Editorial: In the Moria trap
For reasons unknown, the competent government services are unable to handle or are indifferent to the explosive situation that has arisen
The government, which touts its leading role in the fight against racism and xenophobia, and which says that it respects human rights, is tolerating, maintaining and perpetuating the worst refugee camp in the world, as the international press describes Moria, on the island of Lesvos.
A series of reports have said that thousands of people in Moria are packed together in inhuman conditions, without tents and without fundamental sanitary conditions. The charges come one after another, but nobody seems to care. A few days ago, the Prefect of the Northern Aegean, following an inspection by the competent authorities, gave authorities a thirty-day deadline for improving conditions at the camp.
Yesterday, 19 NGOs in a joint statement, described the tragic living conditions, and the huge lack of medical and nursing staff. Press reports speak of rape and sexual abuse, even of children. There has been no reaction by the government or the competent minister.
EU funding is available, but nobody knows where and to whom those funds are going. The tragic climate among refugees and migrants on Lesvos is fueling a sense of desperation in local residents, and that leads to racist and xenophobic reactions.

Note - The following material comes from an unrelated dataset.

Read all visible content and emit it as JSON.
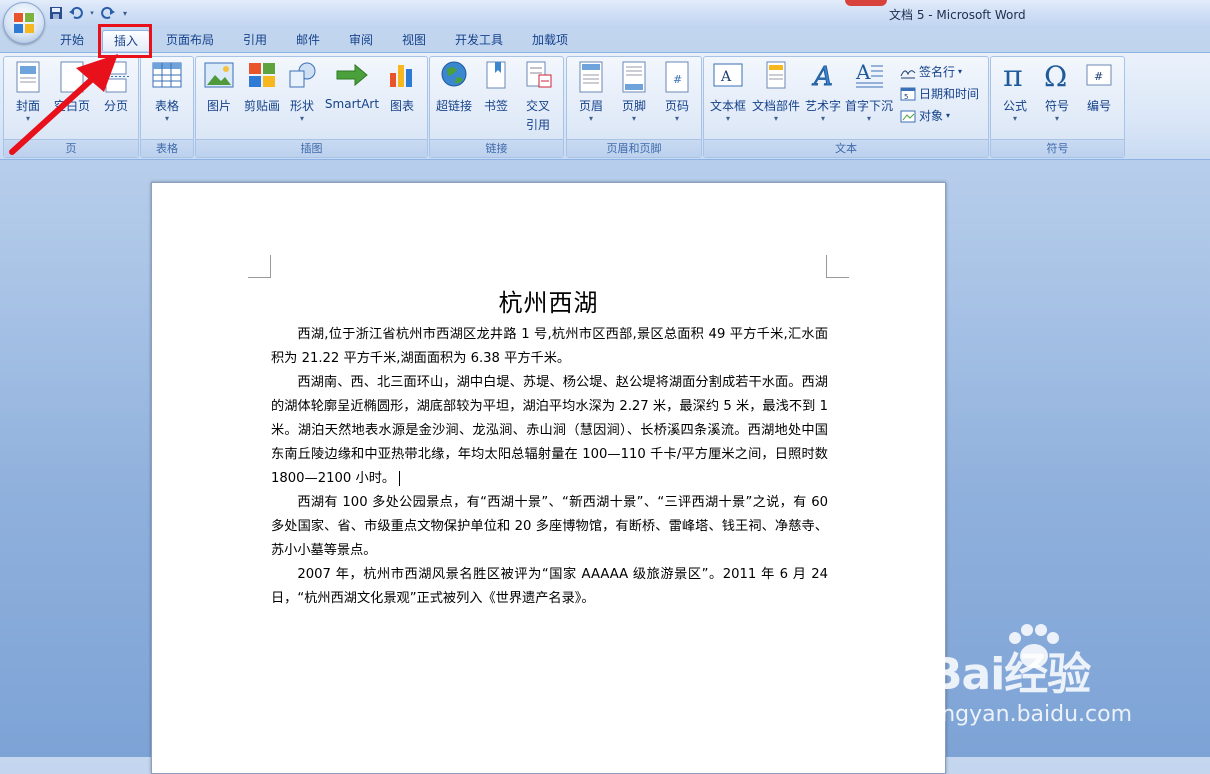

No one doubts that Greece has borne the brunt of the migrant wave. We are not, however, moving towards a new explosion of migration, at least on the Greek islands. Yet, those who reach Greek territory are placed in a space, the size of which is inadequate, in inhuman conditions. For reasons unknown, the competent government services are unable to handle or are indifferent to the explosive situation that has arisen.
With the winter ahead, it is obvious that the Moria ghetto is a huge trap for the thousands of homeless people that have been packed together there. Is the government, which is sensitive in its rhetoric, waiting to confront a tragedy in order to wake up?